“This project humbles me because people entrusted me with their stories. And what fabulous stories… of young people making a difference!” – Alice W Campbell, Digital Outreach and Special Projects Librarian, VCU Libraries.
Darwyn White gazes into the camera lens.
In April 2014, Virginia Commonwealth University (VCU) Libraries launched the Freedom Now Project, a photography collection documenting the pivotal civil rights protests that took place in the rural town of Farmville, Virginia, USA, in the summer of 1963. With this project, the library looked to reach a broad audience so as to identify protesters and preserve the stories of the people who participated in these historical events.
The photographs were taken to document protests conducted as part of a “Program of Action” undertaken by the Black community in Farmville, Prince Edward County, VA. Protesters demanded the end of racial segregation and the reopening of the public schools, which had been closed since 1959 as part of Virginia’s policy of “Massive Resistance.”
“Once we launched the project, the word went out like wildfire,” said Campbell, the project manager. “But, for whatever reason, community members wouldn’t add comments to Flickr. […] Instead, they called me on the telephone, and they said, ‘You have pictures of me up on your website.’ And I said, ‘Really?! Do you know any of the other folks in the photographs? Could we get together and talk?'”
The vast majority of the people in these 1963 photographs were students and pastors from the Black community pushing for desegregation, determined to speak up after four years of putting up with Prince Edward County’s government’s decision to close all public schools in defiance of court-ordered desegregation. A decision that forced more than 1,500 Black and some poor white children to miss four years of education or move in with relatives in other states—often separated from siblings and parents, and that the Kennedy administration tried to tackle by sponsoring the Free Schools project. In 1964, after a court order, the county’s public schools were finally forced to reopen.
Two boys facing each other. See photo description for sign text.
“Once public school started up again in fall 1964, the schools were largely segregated. Most of the white students stayed in the private Prince Edward Academy, while Black and poor white students went to the public school. For many more years, that was de facto segregation,” said Campbell.
Since the project’s launch in 2014, 80 people have been identified, mainly through direct community outreach. “I wanted to know more, but I couldn’t always reach people online, and I couldn’t always arrange to be with people in person. You can’t go to everybody’s kitchen, and they can’t always drive to VCU. So I printed out a number of the photos and created a scrapbook.” And the scrapbook made the rounds at choir practices and NAACP meetings in Farmville, which eventually led to more contacts and more conversations.
“This is another picture of Darwyn. And if you look, she is wearing a ring on a necklace. In my day, if you wore a boy’s ring, that meant you were “going steady,” which meant dating seriously in highschool terms. But here’s the thing: there wasn’t any high school. So who is she dating? Where did the ring come from? What did the ring mean? I don’t know. It’s one of those mysterious details that will keep you coming back again and again to look at a photo.”

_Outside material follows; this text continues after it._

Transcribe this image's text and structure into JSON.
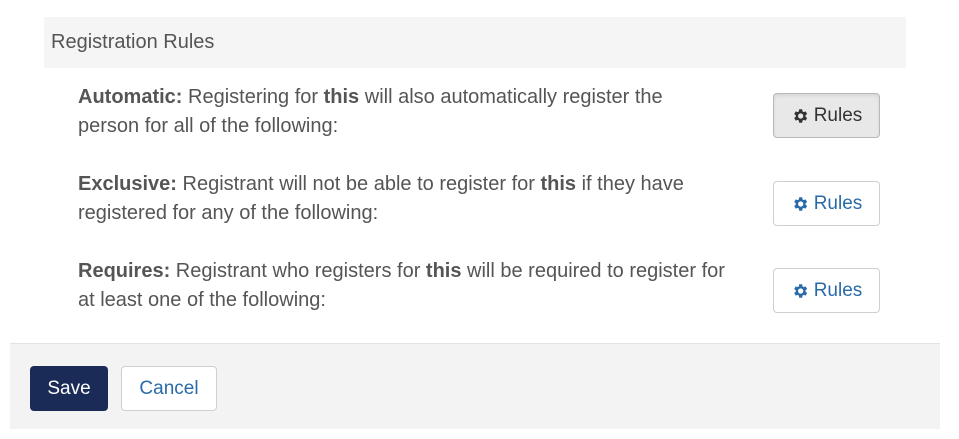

The photos in this collection were originally commissioned by law enforcement, who hired at least two men to take pictures to be used as evidence in court. That evidence was never needed. “The presence of the camera–of the photographer–and of the subjects’ relation to the camera is so evident. And their relationship changes over the course of the protests [which took several weekends]”
“You’ll notice, for example, people holding their hands up to their heads. And the reason that is happening is because they’re trying to frustrate the photographer who’s taking pictures for evidence. But after a while, some of them start to push back and they pose for the camera, and you can really see the personality of these teenagers. It’s so wonderful.”
The collection, available and easily navigable on Flickr, tells a story that visitors can experience in as much depth as they choose. Just browsing the Albums page or zooming in to examine the photos closely is a learning experience in itself. Still, the information and links included in the photo descriptions offer a more in-depth experience for those who want to delve into the details of this not so distant era of American history.
“One of the things I have loved about this project is that, this kind of history–these stories– are made by people like you and me. […] The details of the 1963 protests that we learned weren’t proclaimed by an official spokesman who had the microphone on the platform of the day; The Freedom Now Project succeeded through the cumulative effort of neighbors and cousins and colleagues at work getting to share their stories. And it was a profound reminder for me that everybody’s story, everybody’s perspective can be a little different.”
March on Washington buttons.
If you enjoyed this story, please consider giving the Freedom Now Project account a follow or leaving a comment. The digital collection is in the public domain, and the photos have been used, with attribution to the VCU, in various books, documentaries, and exhibits.
Know anything about these mystery photos? Leave a comment and get in touch! And if you’re interested in the work our Commons institutions are doing, please consider joining the public Flickr Commons group for more conversation around other projects like this.